# [Work order]
Please filter the entries for the word "this" and copy every line that has it.

[Opening Task inputs section]

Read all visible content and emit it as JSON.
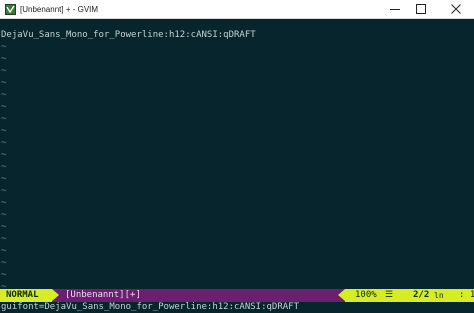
{
  "window": {
    "title": "[Unbenannt] + - GVIM"
  },
  "titlebar_buttons": {
    "minimize_icon": "minimize-icon",
    "maximize_icon": "maximize-icon",
    "close_icon": "close-icon"
  },
  "buffer": {
    "first_line": "DejaVu_Sans_Mono_for_Powerline:h12:cANSI:qDRAFT",
    "empty_line_marker": "~"
  },
  "statusline": {
    "mode": "NORMAL",
    "buffer_name": "[Unbenannt][+]",
    "percent": "100%",
    "lines_icon": "☰",
    "line": "2/2",
    "line_symbol": "ln",
    "column": ":  1"
  },
  "cmdline": {
    "text": "guifont=DejaVu_Sans_Mono_for_Powerline:h12:cANSI:qDRAFT"
  },
  "colors": {
    "editor_bg": "#06252d",
    "statusline_bg": "#6a1f6f",
    "accent": "#d6ed26"
  }
}
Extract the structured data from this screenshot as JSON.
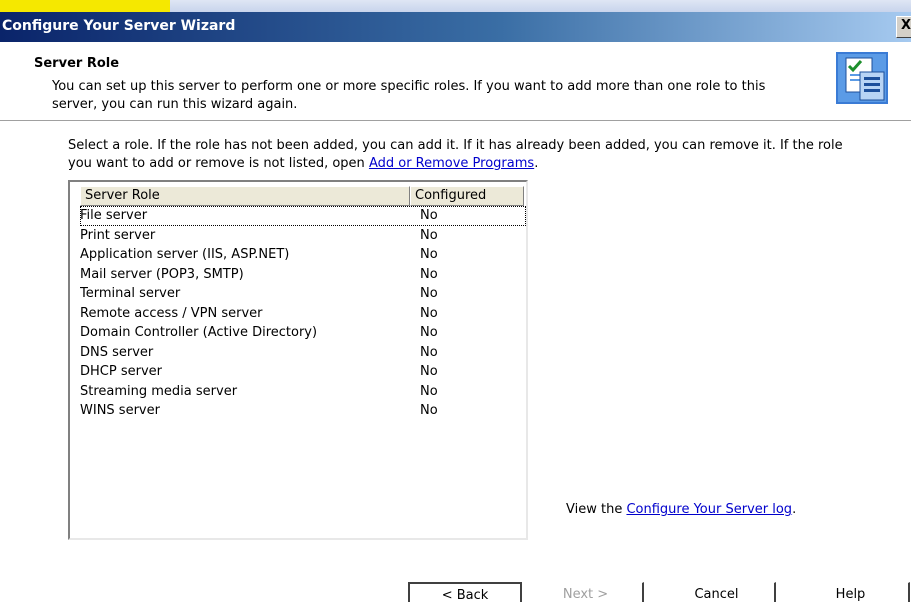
{
  "window": {
    "title": "Configure Your Server Wizard",
    "close_glyph": "X"
  },
  "header": {
    "title": "Server Role",
    "description": "You can set up this server to perform one or more specific roles. If you want to add more than one role to this server, you can run this wizard again.",
    "icon": "wizard-checklist-icon"
  },
  "instructions": {
    "text_before_link": "Select a role. If the role has not been added, you can add it. If it has already been added, you can remove it. If the role you want to add or remove is not listed, open ",
    "link": "Add or Remove Programs",
    "text_after_link": "."
  },
  "listview": {
    "columns": [
      "Server Role",
      "Configured"
    ],
    "rows": [
      {
        "role": "File server",
        "configured": "No"
      },
      {
        "role": "Print server",
        "configured": "No"
      },
      {
        "role": "Application server (IIS, ASP.NET)",
        "configured": "No"
      },
      {
        "role": "Mail server (POP3, SMTP)",
        "configured": "No"
      },
      {
        "role": "Terminal server",
        "configured": "No"
      },
      {
        "role": "Remote access / VPN server",
        "configured": "No"
      },
      {
        "role": "Domain Controller (Active Directory)",
        "configured": "No"
      },
      {
        "role": "DNS server",
        "configured": "No"
      },
      {
        "role": "DHCP server",
        "configured": "No"
      },
      {
        "role": "Streaming media server",
        "configured": "No"
      },
      {
        "role": "WINS server",
        "configured": "No"
      }
    ]
  },
  "log": {
    "text_before_link": "View the ",
    "link": "Configure Your Server log",
    "text_after_link": "."
  },
  "buttons": {
    "back": "< Back",
    "next": "Next >",
    "cancel": "Cancel",
    "help": "Help"
  },
  "colors": {
    "titlebar_start": "#0a246a",
    "titlebar_end": "#a6caf0",
    "link": "#0000cc",
    "disabled_text": "#a0a0a0"
  }
}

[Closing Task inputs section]

# [Task response]
Extract the structured data from this screenshot as JSON.
    "description": "You can set up this server to perform one or more specific roles. If you want to add more than one role to this server, you can run this wizard again.",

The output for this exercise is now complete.